In recent years, the cost of production of a kilowatt hour generated by solar power has fallen hugely to a point where it is more than competitive with traditional forms of power generation – except of course it will not produce power at night. Depending on the projected supply and demand, it might be worth considering increasing the mix with more solar power, and maybe a natural gas plant to provide a boost in the evenings when solar is no longer making a contribution. Natural gas plants are relatively inexpensive, and use clean fuel (although they put out CO2) but have the advantage of a quick start up when there is a peak demand.
But maybe Cambodia can steal a lead on its neighbours. You can have “smart” electrical meters that can meter electricity at more than just one rate. So, for example, during the day when there is ample supply of solar power, the consumer is billed at a lower rate but then in the evening the rate is higher, perhaps to pay for the gas of the gas-powered station. Those people on lower incomes can juggle their energy use to take advantage of lower tariffs (such as only turn on your fridge during the day to cool down, and do your washing and cooking that needs power in the daytime), and those who are prepared to pay more, who perhaps work all day, can afford to pay the higher rate in the evening.
Another consideration, and this highlights the point of how everything is connected, is a move to electrically-powered small vehicles in Phnom Penh. There could be charging outlets that have two rates, one for daytime and one for nighttime. The nighttime being a much higher rate. It won’t take much imagination to see that tuktuk type drivers will make sure their batteries are charged before the higher rate comes into effect.
In Manila, the old Jeepneys (diesel-powered ancient truck/taxis) are all being retired by order of their government, and being replaced by quiet comfortable non-polluting electrical small bus/taxis. Should this not be an example that Cambodia could follow?
Many cost/benefits cannot be easily measured but small vehicle engines are often making quite dangerous and health-damaging emissions, that is above the CO2 which in low concentrations have no negative effect on health. Improving the air quality in Phnom Penh and making the city quieter will be a big bonus for tourists. It will also improve the health of children and the quality of life, as a whole.
What has not been discussed is the conservation and more efficient use of power. Often, it can be easier and more cost-effective to use less power than build power stations and fuel them to provide the power that could otherwise be saved. This is a topic of consideration all by itself.
The argument for a massive increase in solar power is strong. How that solar power can be put to good use needs careful and imaginative consideration.

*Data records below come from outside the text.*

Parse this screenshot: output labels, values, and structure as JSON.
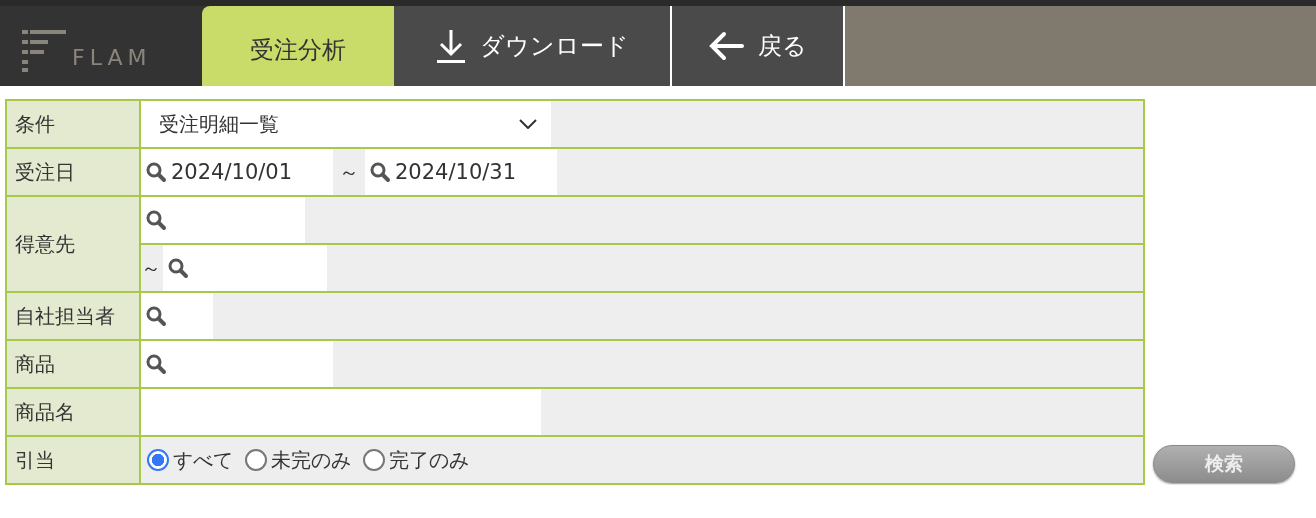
{
  "header": {
    "logo": "FLAM",
    "tabs": [
      {
        "label": "受注分析",
        "kind": "plain",
        "selected": true
      },
      {
        "label": "ダウンロード",
        "kind": "download",
        "selected": false
      },
      {
        "label": "戻る",
        "kind": "back",
        "selected": false
      }
    ]
  },
  "form": {
    "rows": [
      {
        "label": "条件",
        "kind": "select",
        "value": "受注明細一覧"
      },
      {
        "label": "受注日",
        "kind": "date_range",
        "from": "2024/10/01",
        "separator": "～",
        "to": "2024/10/31"
      },
      {
        "label": "得意先",
        "kind": "search_range",
        "separator": "～"
      },
      {
        "label": "自社担当者",
        "kind": "search"
      },
      {
        "label": "商品",
        "kind": "search"
      },
      {
        "label": "商品名",
        "kind": "text"
      },
      {
        "label": "引当",
        "kind": "radio",
        "options": [
          {
            "label": "すべて",
            "selected": true
          },
          {
            "label": "未完のみ",
            "selected": false
          },
          {
            "label": "完了のみ",
            "selected": false
          }
        ]
      }
    ]
  },
  "search_button": "検索"
}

There are other alternatives that can be considered on a small-scale for rural communities, such a biogas generators – gas from rooting organic material, human or animal.
What could the spin-offs be for a more imaginative approach? Perhaps Cambodia should be assembling its own solar panels or its own new small electrical vehicle fleet?
There can be no one “magic bullet” that will fix the power demands and issues that Cambodia faces.
The world is facing an extremely uncertain future and just demanding “business as usual”, might not cut it. Cambodia and its neighbouring countries are some of the most at risk from climate change, and that really is the subject of another discussion. Cambodia needs to have foresight, be patient and try its best to adapt to a changing world.
Miles Dugmore, 65, is based in Northland, New Zealand. He sees his involvement in Cambodia as the last big chapter in his life